▸ **Component data from apps and pages**:
########################################

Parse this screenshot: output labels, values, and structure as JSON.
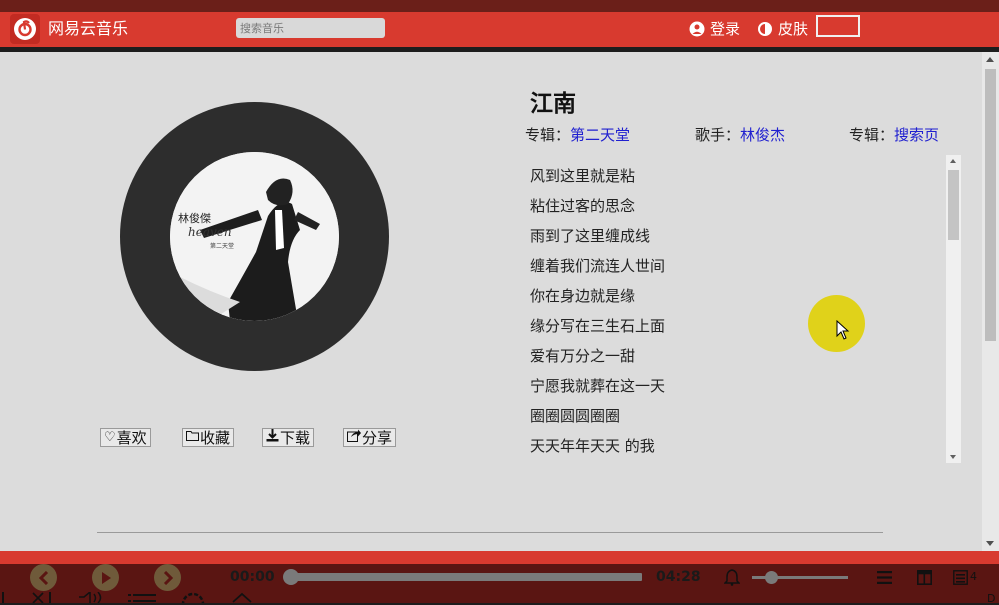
{
  "header": {
    "app_name": "网易云音乐",
    "search_placeholder": "搜索音乐",
    "login_label": "登录",
    "skin_label": "皮肤"
  },
  "song": {
    "title": "江南",
    "album_prefix": "专辑：",
    "album_name": "第二天堂",
    "singer_prefix": "歌手：",
    "singer_name": "林俊杰",
    "source_prefix": "专辑：",
    "source_name": "搜索页",
    "cover_text": "林俊傑 heaven 第二天堂"
  },
  "actions": {
    "like": "喜欢",
    "collect": "收藏",
    "download": "下载",
    "share": "分享"
  },
  "lyrics": [
    "风到这里就是粘",
    "粘住过客的思念",
    "雨到了这里缠成线",
    "缠着我们流连人世间",
    "你在身边就是缘",
    "缘分写在三生石上面",
    "爱有万分之一甜",
    "宁愿我就葬在这一天",
    "圈圈圆圆圈圈",
    "天天年年天天 的我"
  ],
  "player": {
    "current_time": "00:00",
    "total_time": "04:28",
    "progress": 0,
    "volume": 0.2,
    "playlist_count": "4"
  },
  "colors": {
    "header_red": "#d83a2f",
    "player_dark": "#5a1512",
    "link_blue": "#2020d0",
    "disc": "#2d2d2d"
  }
}
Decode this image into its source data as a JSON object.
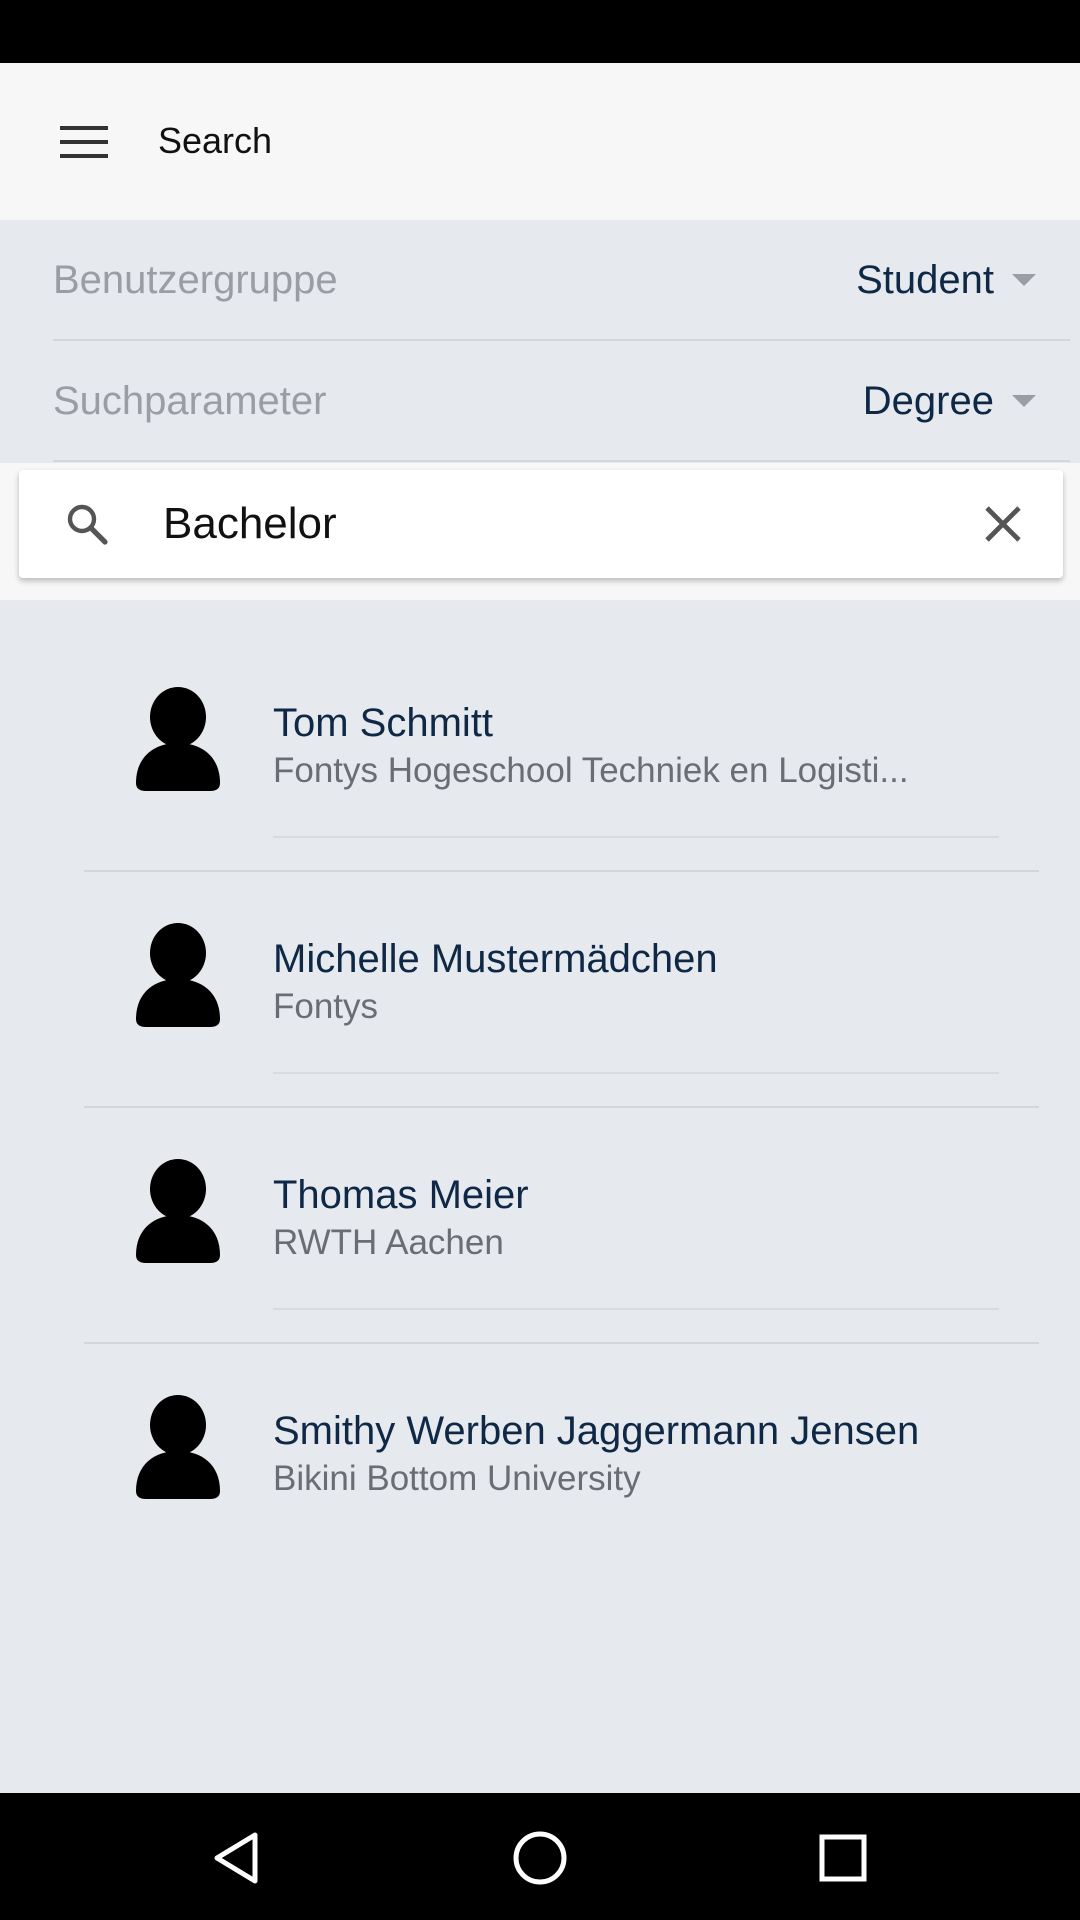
{
  "app_bar": {
    "title": "Search",
    "menu_icon": "hamburger-menu-icon"
  },
  "filters": {
    "user_group": {
      "label": "Benutzergruppe",
      "value": "Student"
    },
    "search_param": {
      "label": "Suchparameter",
      "value": "Degree"
    }
  },
  "search": {
    "value": "Bachelor",
    "search_icon": "search-icon",
    "clear_icon": "close-icon"
  },
  "results": [
    {
      "name": "Tom Schmitt",
      "subtitle": "Fontys Hogeschool Techniek en Logisti..."
    },
    {
      "name": "Michelle Mustermädchen",
      "subtitle": "Fontys"
    },
    {
      "name": "Thomas Meier",
      "subtitle": "RWTH Aachen"
    },
    {
      "name": "Smithy Werben Jaggermann Jensen",
      "subtitle": "Bikini Bottom University"
    }
  ],
  "nav_bar": {
    "back_icon": "back-triangle-icon",
    "home_icon": "home-circle-icon",
    "recents_icon": "recents-square-icon"
  },
  "colors": {
    "accent_text": "#0f2846",
    "panel_bg": "#e6e9ee",
    "app_bar_bg": "#f7f7f7"
  }
}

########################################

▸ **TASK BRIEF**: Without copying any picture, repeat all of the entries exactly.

▸ **RESULT OF THE TASK**:
Parse this screenshot: output labels, values, and structure as JSON.
{
  "header": {
    "app_name": "网易云音乐",
    "search_placeholder": "搜索音乐",
    "login_label": "登录",
    "skin_label": "皮肤"
  },
  "song": {
    "title": "江南",
    "album_prefix": "专辑：",
    "album_name": "第二天堂",
    "singer_prefix": "歌手：",
    "singer_name": "林俊杰",
    "source_prefix": "专辑：",
    "source_name": "搜索页",
    "cover_text": "林俊傑 heaven 第二天堂"
  },
  "actions": {
    "like": "喜欢",
    "collect": "收藏",
    "download": "下载",
    "share": "分享"
  },
  "lyrics": [
    "风到这里就是粘",
    "粘住过客的思念",
    "雨到了这里缠成线",
    "缠着我们流连人世间",
    "你在身边就是缘",
    "缘分写在三生石上面",
    "爱有万分之一甜",
    "宁愿我就葬在这一天",
    "圈圈圆圆圈圈",
    "天天年年天天 的我"
  ],
  "player": {
    "current_time": "00:00",
    "total_time": "04:28",
    "progress": 0,
    "volume": 0.2,
    "playlist_count": "4"
  },
  "colors": {
    "header_red": "#d83a2f",
    "player_dark": "#5a1512",
    "link_blue": "#2020d0",
    "disc": "#2d2d2d"
  }
}
Decode this image into its source data as a JSON object.
{
  "app_bar": {
    "title": "Search",
    "menu_icon": "hamburger-menu-icon"
  },
  "filters": {
    "user_group": {
      "label": "Benutzergruppe",
      "value": "Student"
    },
    "search_param": {
      "label": "Suchparameter",
      "value": "Degree"
    }
  },
  "search": {
    "value": "Bachelor",
    "search_icon": "search-icon",
    "clear_icon": "close-icon"
  },
  "results": [
    {
      "name": "Tom Schmitt",
      "subtitle": "Fontys Hogeschool Techniek en Logisti..."
    },
    {
      "name": "Michelle Mustermädchen",
      "subtitle": "Fontys"
    },
    {
      "name": "Thomas Meier",
      "subtitle": "RWTH Aachen"
    },
    {
      "name": "Smithy Werben Jaggermann Jensen",
      "subtitle": "Bikini Bottom University"
    }
  ],
  "nav_bar": {
    "back_icon": "back-triangle-icon",
    "home_icon": "home-circle-icon",
    "recents_icon": "recents-square-icon"
  },
  "colors": {
    "accent_text": "#0f2846",
    "panel_bg": "#e6e9ee",
    "app_bar_bg": "#f7f7f7"
  }
}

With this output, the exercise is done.